I parked my car just beyond the campground at a water crossing I wasn't quite sure about. [The car has been turned around and is parked facing back down the road.]
This is the actual trailhead about a mile from the Hall Valley Campground. If you have a 4x4 or high clearance vehicle, you can drive to this point. Note: This photo was taken on the way back down.
Unfortunately, the camera stayed in my pack for the first part of this hike - therefore I didn't take a single photo from the first three miles of the trail through the woods and out into the open up at Gibson Lake.
Gibson Lake - this is not a true panoramic image but rather three photos attempting to create the feel of being surrounded by the mountains. You can mouseover the image to see my path from the lake up to the summit of Whale Peak.
Upon arriving at the saddle on the ridge (marked as "1" in the panoramic mouseover image above) I could see into the next valley to the west which contains the Jefferson Lake Fork of Jefferson Creek.
Also from the saddle at point "1", this is the view looking up towards the ridge route to the summit of Whale Peak.
And this is the view of this same ridge looking back down the mountain with South Park in the distance. That would be point "1" you see as the low point along this ridge.
From the summit, looking just east of direct north, Grays and Torreys
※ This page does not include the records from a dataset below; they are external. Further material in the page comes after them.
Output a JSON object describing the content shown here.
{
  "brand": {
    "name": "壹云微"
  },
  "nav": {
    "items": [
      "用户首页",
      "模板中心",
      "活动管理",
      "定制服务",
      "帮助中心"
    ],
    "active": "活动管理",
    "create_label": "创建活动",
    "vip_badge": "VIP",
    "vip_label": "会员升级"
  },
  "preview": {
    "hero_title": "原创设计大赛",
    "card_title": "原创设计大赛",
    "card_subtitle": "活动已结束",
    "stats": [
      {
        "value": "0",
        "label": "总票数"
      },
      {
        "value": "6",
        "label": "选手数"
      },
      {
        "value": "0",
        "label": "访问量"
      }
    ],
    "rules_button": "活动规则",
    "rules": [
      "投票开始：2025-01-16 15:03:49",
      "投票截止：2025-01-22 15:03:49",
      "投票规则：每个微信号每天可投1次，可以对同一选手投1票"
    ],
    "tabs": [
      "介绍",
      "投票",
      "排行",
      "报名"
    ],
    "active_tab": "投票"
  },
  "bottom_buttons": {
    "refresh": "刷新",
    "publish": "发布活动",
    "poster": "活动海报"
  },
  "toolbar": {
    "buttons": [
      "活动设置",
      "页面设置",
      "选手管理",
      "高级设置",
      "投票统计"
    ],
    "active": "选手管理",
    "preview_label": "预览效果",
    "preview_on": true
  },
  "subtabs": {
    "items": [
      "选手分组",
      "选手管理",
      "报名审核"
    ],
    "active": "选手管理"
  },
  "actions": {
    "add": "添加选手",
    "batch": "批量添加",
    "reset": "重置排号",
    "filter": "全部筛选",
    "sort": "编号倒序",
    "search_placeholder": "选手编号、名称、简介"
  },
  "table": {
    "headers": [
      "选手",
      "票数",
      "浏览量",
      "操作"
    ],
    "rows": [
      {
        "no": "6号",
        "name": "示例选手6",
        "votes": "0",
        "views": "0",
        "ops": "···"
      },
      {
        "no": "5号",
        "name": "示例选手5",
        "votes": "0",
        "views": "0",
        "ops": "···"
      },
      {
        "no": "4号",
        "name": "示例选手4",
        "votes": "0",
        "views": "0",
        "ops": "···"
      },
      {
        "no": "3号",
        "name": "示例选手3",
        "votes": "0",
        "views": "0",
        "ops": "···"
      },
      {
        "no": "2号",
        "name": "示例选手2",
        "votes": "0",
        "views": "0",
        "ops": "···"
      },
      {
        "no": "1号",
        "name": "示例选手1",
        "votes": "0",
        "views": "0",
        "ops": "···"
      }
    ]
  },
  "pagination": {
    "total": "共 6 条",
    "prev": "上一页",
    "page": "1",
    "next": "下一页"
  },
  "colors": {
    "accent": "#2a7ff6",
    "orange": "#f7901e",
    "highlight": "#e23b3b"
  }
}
peaks can be seen just left of center in this photo.
dominates this photo looking west-southwest. The the right of Bald Mountain is Quandry Peak and the Tenmile Range. The Brekenridge ski area is also faintly visible in this photo (center right over the first ridge).
Again from the summit, looking northwest over Dillon Reservoir and beyond.
Looking back down the valley from which I came. That would be the Lake Fork of the North Fork of the South Platte river.
I wasn't too sure about the clouds and I had seen virga
in the distance, therefore I beat-feet to get down the mountain fairly quickly taking this route which was further north and east of the summit.
From this point at around 12,100 feet or so, I had a good view of Gibson Lake.
There are those clouds I had been worrying about.
Shuuuuuuuush. It was nice and quiet and very private at this little lake which sits at around 12,040 feet and is all but hidden below the summit.
This image may not mean much to you but I thoroughly enjoyed observing this small piece of ice floating along the edge of this little lake while I relaxed.
Further down yet still above Gibson Lake, these waterfalls were much louder than you might imagine. The drainage sits between Whale Peak and Bullion (Peak?) elevation - 12,948 ft.
The outlet of Gibson Lake. Can't you just hear the water trickling through the rocks?
And finally, one last view of the Lake Fork of the North Fork of the South Platte river with the Kenosha Mountains in the distance.
Along on this hike with me: no one.